By Wanda Gregory
New Hartford, New York, the name of a wonderful village and town, and a great place in which to live. When asked to give an address and residents begin to answer, “New Hartford,” the immediate question is, “Oh, Connecticut?” And of course the answer is “No, New York State!” People often wonder where a town’s name originated. The name given to the township of New Hartford was from the Salmon Kellogg family who came from Hartford, Connecticut in 1772. The Kelloggs built a small home in the present Kellogg Road area on land purchased from George Washington. They then bought land in many surrounding areas and eventually moved to Paris Hill.
If you have lived in New Hartford for any length of time or attended New Hartford schools, you undoubtedly learned that Jedediah Sanger was the true founder and builder of New Hartford, arriving here from New Hampshire in 1788. At that time, New Hartford was part of Whitestown, which included many settlements, north, south and west, some of which are now big cities, like Buffalo. Another anecdote learned in school is that when Jedidiah arrived, he spent his first night sleeping in a tree. After exploring the area, he decided that it was a good place to settle, the Sauquoit Creek probably playing a big part in his decision. He soon built a log cabin home and then started many mills and factories. He also built other homes, one on the corner of Genesee St and Oxford Rd. He was the true builder of New Hartford.
An excellent book to explore is “The Builders of New Hartford” by Janice Trimbey-Reilly. You will read and note many familiar names and places.
St. John the Evangelist Catholic Church on Oxford Rd had its beginning as part of a new parish, St. Paul’s, organized in Whitesboro in 1883, with St. John’s as a Mission Church. There were only about 20 Catholic families in New Hartford at that time who had to go to Utica or Clinton to attend Mass. Reverend John Mullany, who was in charge at that time, celebrated St. John’s first Mass on January 13, 1883 at St. Stephen’s Episcopal Church through the kindness of the rector and his wife. After that, mass was celebrated on Sundays and Holy Days at Patterson’s Hall in the village.
St. John’s first cornerstone, now in the plot of land on the handicapped parking side, was laid October 21, 1883. The property on the Corner of Oxford Rd and Sherman St (the present parking lot) was purchased as the Church site from Silas Root for $1,200. The estimated cost of the land and Church was $20,000. On May 31, 1885, St. John’s Church was dedicated, while still a Mission Church.
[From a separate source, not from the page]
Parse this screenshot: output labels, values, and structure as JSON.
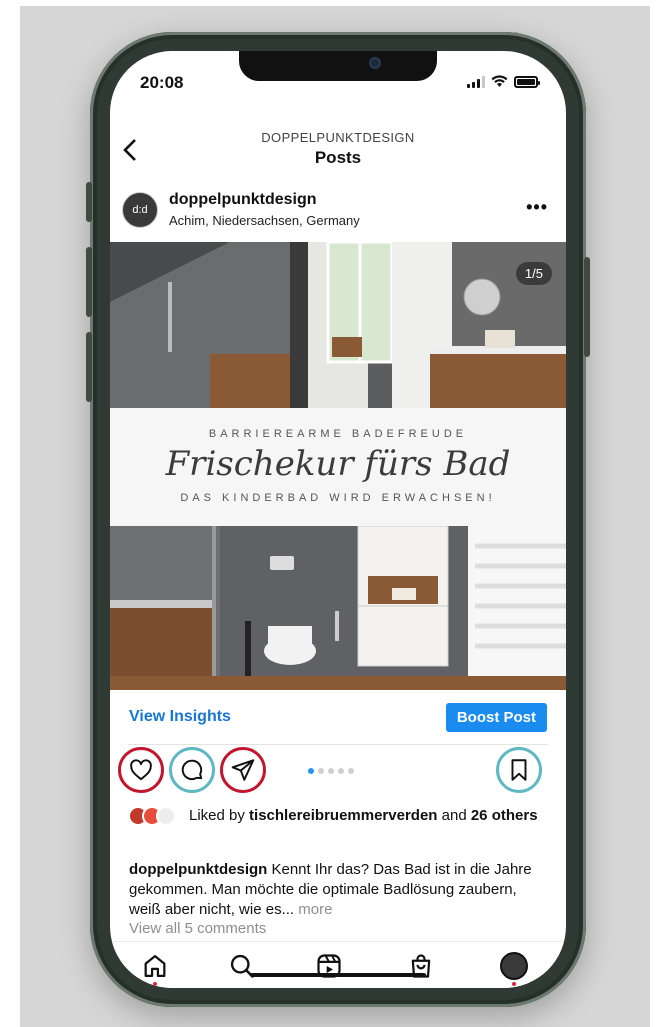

St. John’s Parish was formed on August 24, 1886 with Rev. William H. Griffin as first resident pastor. Until a rectory was available he resided in a house on the corner of Genesee St. and Richardson Ave. This section was then part of New Hartford. In 1890, an already built home was purchased as a rectory at 66 Oxford Rd, the site of the present church. The 13 room house was purchased from Mrs. Carrie Sherman, wife of the Honorable James Sherman, who later became Vice President of the United States.
Father Griffin was pastor for 37 years and died at the rectory November 30, 1933, after a brief illness. Father Edward Kenefic acted as administrator until January 16, when Father John R. O’Brien was named pastor. Many changes occurred over the years. As the parish grew, and with Father O’Brien’s guidance, plans were begun to erect a school. A convent to house the Sisters of St. Joseph of Carondolet was built and opened in 1952. Construction of the school began in 1953 and was opened to grades K-4 in September, 1954. It was soon a K-8th grade school. St. John’s School faithfully served the community, eventually with many lay teachers, for 32 years. Because of declining enrollment, the school closed in June 1986.
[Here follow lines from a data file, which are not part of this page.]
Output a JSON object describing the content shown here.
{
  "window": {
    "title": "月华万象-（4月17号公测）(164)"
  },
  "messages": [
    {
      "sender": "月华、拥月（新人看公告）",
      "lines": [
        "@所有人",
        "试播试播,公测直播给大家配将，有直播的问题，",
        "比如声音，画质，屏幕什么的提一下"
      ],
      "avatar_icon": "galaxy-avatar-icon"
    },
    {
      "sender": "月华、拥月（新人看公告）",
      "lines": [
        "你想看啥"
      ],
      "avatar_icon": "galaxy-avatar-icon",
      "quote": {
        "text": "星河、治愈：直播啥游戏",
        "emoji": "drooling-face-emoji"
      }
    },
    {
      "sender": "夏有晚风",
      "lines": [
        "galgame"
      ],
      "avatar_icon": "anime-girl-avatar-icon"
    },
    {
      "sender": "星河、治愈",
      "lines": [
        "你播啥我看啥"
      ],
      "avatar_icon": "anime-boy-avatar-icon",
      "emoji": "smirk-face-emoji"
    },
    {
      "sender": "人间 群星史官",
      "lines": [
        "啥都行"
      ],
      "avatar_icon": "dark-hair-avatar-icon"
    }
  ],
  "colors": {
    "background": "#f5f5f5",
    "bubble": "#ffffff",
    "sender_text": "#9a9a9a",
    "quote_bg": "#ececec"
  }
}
But the spirit and heart of St. John’s School is still with us. It now houses a wonderful nursery school, welcomes and embraces so many children to our Religious Education classes and has a wonderful atmosphere in its Senior Center as it serves lunch and provides numerous entertaining and informative programs.
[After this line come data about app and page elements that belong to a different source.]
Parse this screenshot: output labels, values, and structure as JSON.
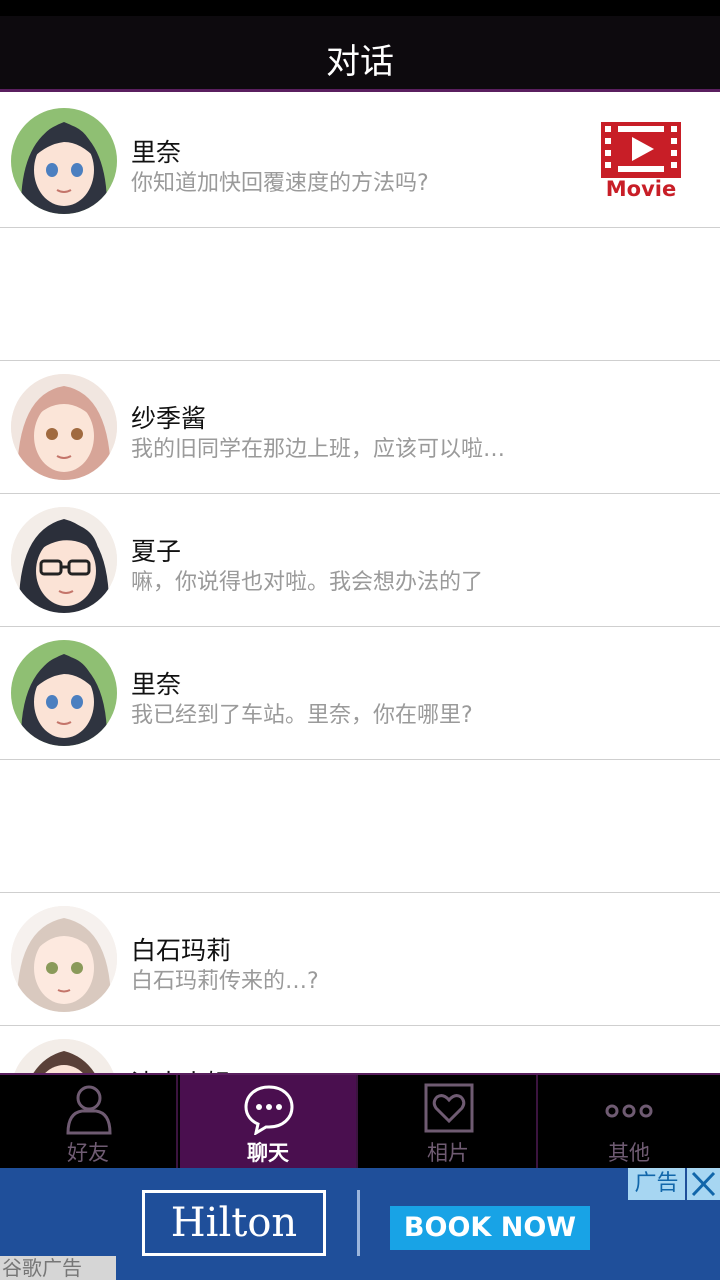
{
  "header": {
    "title": "对话"
  },
  "conversations": [
    {
      "name": "里奈",
      "message": "你知道加快回覆速度的方法吗?",
      "movie_label": "Movie"
    },
    {
      "name": "纱季酱",
      "message": "我的旧同学在那边上班，应该可以啦…"
    },
    {
      "name": "夏子",
      "message": "嘛，你说得也对啦。我会想办法的了"
    },
    {
      "name": "里奈",
      "message": "我已经到了车站。里奈，你在哪里?"
    },
    {
      "name": "白石玛莉",
      "message": "白石玛莉传来的…?"
    },
    {
      "name": "清水小姐",
      "message": ""
    }
  ],
  "tabs": [
    {
      "label": "好友",
      "icon": "person-icon",
      "active": false
    },
    {
      "label": "聊天",
      "icon": "chat-bubble-icon",
      "active": true
    },
    {
      "label": "相片",
      "icon": "heart-photo-icon",
      "active": false
    },
    {
      "label": "其他",
      "icon": "more-dots-icon",
      "active": false
    }
  ],
  "ad": {
    "brand": "Hilton",
    "cta": "BOOK NOW",
    "tag": "广告",
    "source": "谷歌广告"
  },
  "colors": {
    "header_bg": "#0d0a0e",
    "accent": "#5a1f5f",
    "active_tab": "#4a0f4f",
    "ad_bg": "#1f4f9a",
    "movie_red": "#c81e27"
  }
}
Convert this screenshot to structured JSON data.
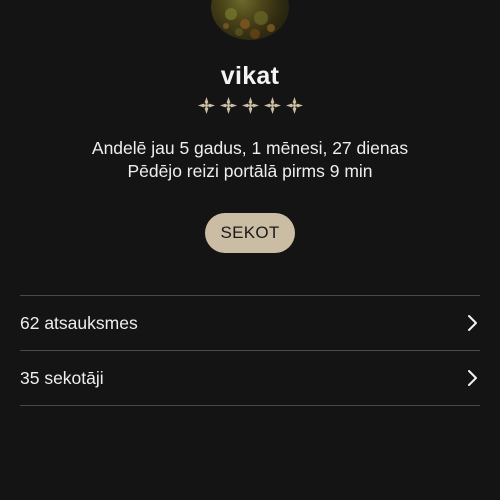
{
  "profile": {
    "username": "vikat",
    "rating_stars": 5,
    "member_since": "Andelē jau 5 gadus, 1 mēnesi, 27 dienas",
    "last_seen": "Pēdējo reizi portālā pirms 9 min"
  },
  "actions": {
    "follow_label": "SEKOT"
  },
  "links": [
    {
      "label": "62 atsauksmes",
      "icon": "chevron-right-icon"
    },
    {
      "label": "35 sekotāji",
      "icon": "chevron-right-icon"
    }
  ],
  "colors": {
    "background": "#141414",
    "accent": "#cbbda3",
    "text": "#eeeeee",
    "divider": "#4a4a4a"
  }
}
During the time when Father O’Brien was still with St. John’s, need was seen for a second New Hartford church. In 1955, with 982 families registered and with Bishop Foery’s directive, Father O’Brien purchased land for a new parish on Clinton Rd to be named St. Thomas. The new church was dedicated March 20, 1958, with Father Alfred Goulet as pastor.
After 28 years as active, devoted and well-loved pastor, Father O’Brien retired in 1962 because of poor health. Upon Father O’Brien’s retirement, Father (later named Monsignor) Thomas J. Hayes became pastor. As time went on, even with the opening of St. Thomas, and 5 Sunday Masses in the church and school auditorium, it became evident that the present St. John’s Church was too small and a new church was needed. A parish drive was held and by February 16, 1964, $276,000 had been pledged. On August 24, 1964, the first spade of earth was overturned. A temporary rectory was purchased for the priests and the Sherman Mansion Rectory was demolished as the site for the new church.
The dedication of the new St. John the Evangelist Church was January 23, 1966 at the 10:45 Mass celebrated by Monsignor Hayes, Bishop Walter A. Foery and Auxiliary Bishop David Cunningham. St. John’s can be most proud of the priests and nuns who were once St. John parishioners. They are Father James Bartlett, Father Thomas F. Costello, Father Anthony LaFache, Monsignor John Madden, Father Edmund Morrelle, Father Alfred Patterson, Father John Rose, Father Dan Ruff, and Father John Ziegler. Nuns are Sister Michele Marie Bennet, Sister Anne Daniel Cleary, Sister James Ann Dunn, Sister Paul Marie Hernon, and Sister Martin Theresa Woolheater.
Many St. John’s parishioners can still remember all the wonderful priests we have had, some as far back as Fr. Obrien. We recall the “old” church, standing in a long line for confession, the changes in liturgy, music, functions and various groups formed to help the church and community. Whoever dreamed that lay people would one day distribute communion, or that funerals whould no longer be dark and sad but would be a celebration of life. The change from Latin to Englis was very hard for many.
Yes, change is difficult, but God has not changed. Our beautiful St. John’s Church helps us to keep our faith. It is a place of peace and comfort for young and old to worship, and inspires us to live and uphold our Mission Statement:
We, the Catholic Christian Community of St. John the Evangelist Church, embrace Jesus Christ and are committed to drawing others to him by sharing the example of his life and teachings through the sacraments, liturgy and service to others in our local and extended community.